Saved data entries:
────────────────────────────────────────

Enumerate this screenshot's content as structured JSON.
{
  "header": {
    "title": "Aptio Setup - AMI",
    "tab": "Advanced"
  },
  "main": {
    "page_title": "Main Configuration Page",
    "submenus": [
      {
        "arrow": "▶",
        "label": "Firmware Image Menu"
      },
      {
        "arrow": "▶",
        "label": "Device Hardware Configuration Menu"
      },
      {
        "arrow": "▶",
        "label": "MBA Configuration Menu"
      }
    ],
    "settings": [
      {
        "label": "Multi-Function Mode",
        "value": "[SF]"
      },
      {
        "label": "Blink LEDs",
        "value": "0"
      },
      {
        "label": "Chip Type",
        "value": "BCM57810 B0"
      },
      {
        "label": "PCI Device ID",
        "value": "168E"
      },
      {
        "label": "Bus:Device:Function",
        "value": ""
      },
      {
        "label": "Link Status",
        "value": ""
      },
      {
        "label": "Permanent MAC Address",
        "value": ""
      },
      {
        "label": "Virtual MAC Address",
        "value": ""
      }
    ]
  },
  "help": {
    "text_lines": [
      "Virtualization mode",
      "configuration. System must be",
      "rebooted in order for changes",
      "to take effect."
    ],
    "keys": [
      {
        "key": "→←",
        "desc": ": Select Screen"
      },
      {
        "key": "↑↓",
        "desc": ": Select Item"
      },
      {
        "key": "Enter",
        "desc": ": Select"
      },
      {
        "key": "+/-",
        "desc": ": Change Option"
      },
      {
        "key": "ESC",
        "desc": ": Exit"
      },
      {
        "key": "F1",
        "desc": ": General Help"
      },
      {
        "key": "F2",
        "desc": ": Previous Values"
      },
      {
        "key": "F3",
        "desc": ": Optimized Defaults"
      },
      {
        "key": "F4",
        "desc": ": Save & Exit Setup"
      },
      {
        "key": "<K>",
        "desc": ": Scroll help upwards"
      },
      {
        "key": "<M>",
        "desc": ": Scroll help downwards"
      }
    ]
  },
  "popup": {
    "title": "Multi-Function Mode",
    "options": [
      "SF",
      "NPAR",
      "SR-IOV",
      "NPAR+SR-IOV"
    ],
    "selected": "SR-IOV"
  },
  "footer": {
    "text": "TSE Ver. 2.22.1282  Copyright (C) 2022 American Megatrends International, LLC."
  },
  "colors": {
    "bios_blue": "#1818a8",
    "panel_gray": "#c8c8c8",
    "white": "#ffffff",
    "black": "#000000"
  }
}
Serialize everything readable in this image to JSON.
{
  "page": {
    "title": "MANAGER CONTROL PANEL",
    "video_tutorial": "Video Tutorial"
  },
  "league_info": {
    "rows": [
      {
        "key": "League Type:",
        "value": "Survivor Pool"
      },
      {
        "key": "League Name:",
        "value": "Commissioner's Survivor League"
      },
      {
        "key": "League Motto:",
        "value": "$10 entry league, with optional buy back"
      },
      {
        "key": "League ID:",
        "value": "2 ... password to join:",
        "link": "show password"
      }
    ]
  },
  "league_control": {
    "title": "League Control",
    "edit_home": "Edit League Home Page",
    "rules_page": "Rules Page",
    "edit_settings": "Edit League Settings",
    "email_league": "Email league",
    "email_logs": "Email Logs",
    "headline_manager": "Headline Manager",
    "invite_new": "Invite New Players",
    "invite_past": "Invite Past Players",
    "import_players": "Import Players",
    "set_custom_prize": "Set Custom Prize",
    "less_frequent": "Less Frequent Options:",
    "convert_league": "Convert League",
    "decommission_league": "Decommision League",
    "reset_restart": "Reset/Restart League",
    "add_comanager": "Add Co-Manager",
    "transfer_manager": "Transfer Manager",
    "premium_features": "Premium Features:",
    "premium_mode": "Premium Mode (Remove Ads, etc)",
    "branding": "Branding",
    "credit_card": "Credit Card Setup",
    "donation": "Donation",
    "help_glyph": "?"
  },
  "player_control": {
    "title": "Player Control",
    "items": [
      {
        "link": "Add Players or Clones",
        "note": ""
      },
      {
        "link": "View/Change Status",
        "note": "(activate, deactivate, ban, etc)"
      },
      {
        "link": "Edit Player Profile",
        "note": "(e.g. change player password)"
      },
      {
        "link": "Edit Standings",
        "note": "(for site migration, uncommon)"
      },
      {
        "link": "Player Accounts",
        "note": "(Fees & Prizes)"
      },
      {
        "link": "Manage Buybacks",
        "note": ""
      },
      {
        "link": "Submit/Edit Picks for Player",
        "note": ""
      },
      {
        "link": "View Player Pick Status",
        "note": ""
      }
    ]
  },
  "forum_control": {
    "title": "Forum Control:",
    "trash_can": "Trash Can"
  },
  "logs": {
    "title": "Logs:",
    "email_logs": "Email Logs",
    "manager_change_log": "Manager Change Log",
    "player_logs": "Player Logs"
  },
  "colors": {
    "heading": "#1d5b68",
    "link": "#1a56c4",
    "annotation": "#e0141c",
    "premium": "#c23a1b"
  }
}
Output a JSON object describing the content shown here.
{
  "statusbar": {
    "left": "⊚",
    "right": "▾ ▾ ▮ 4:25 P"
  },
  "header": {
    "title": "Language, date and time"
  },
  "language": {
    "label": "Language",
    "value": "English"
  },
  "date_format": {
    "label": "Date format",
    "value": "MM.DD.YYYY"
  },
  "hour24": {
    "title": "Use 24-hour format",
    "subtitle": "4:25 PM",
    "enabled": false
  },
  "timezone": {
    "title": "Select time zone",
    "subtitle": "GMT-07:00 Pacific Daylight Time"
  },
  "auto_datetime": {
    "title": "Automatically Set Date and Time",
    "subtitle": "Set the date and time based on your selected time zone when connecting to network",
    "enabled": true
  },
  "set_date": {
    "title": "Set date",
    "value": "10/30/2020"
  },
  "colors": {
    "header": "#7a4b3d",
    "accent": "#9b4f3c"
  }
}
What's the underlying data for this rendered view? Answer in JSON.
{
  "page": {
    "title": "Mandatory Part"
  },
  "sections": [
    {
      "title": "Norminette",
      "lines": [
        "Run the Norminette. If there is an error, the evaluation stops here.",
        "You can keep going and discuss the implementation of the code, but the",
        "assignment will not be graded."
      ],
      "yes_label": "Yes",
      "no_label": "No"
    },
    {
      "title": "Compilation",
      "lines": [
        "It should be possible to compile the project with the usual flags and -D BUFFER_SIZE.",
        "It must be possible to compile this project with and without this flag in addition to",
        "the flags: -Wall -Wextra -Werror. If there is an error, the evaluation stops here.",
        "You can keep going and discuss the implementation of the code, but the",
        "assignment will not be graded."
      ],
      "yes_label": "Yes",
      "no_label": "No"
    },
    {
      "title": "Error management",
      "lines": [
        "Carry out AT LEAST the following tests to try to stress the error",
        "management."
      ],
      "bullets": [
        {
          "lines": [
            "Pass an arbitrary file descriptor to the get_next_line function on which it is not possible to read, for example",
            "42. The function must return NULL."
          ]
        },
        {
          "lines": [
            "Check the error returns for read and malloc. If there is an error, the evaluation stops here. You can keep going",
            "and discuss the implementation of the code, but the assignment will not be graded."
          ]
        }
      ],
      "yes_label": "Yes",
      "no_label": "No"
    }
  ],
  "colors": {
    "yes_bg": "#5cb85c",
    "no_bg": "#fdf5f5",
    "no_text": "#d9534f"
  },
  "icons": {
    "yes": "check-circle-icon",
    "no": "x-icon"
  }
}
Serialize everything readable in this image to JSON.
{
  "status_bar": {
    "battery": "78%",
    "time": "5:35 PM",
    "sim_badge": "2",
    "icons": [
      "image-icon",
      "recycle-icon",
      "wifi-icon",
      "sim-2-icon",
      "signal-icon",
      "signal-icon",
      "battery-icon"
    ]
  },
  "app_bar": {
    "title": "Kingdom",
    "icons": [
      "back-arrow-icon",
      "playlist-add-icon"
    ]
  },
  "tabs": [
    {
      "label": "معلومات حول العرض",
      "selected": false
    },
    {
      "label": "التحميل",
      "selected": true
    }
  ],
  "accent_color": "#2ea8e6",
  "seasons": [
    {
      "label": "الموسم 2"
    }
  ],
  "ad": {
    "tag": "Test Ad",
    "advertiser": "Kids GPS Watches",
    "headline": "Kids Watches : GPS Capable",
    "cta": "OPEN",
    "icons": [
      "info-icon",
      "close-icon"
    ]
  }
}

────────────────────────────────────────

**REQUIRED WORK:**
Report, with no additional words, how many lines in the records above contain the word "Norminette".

**ANSWER:**
2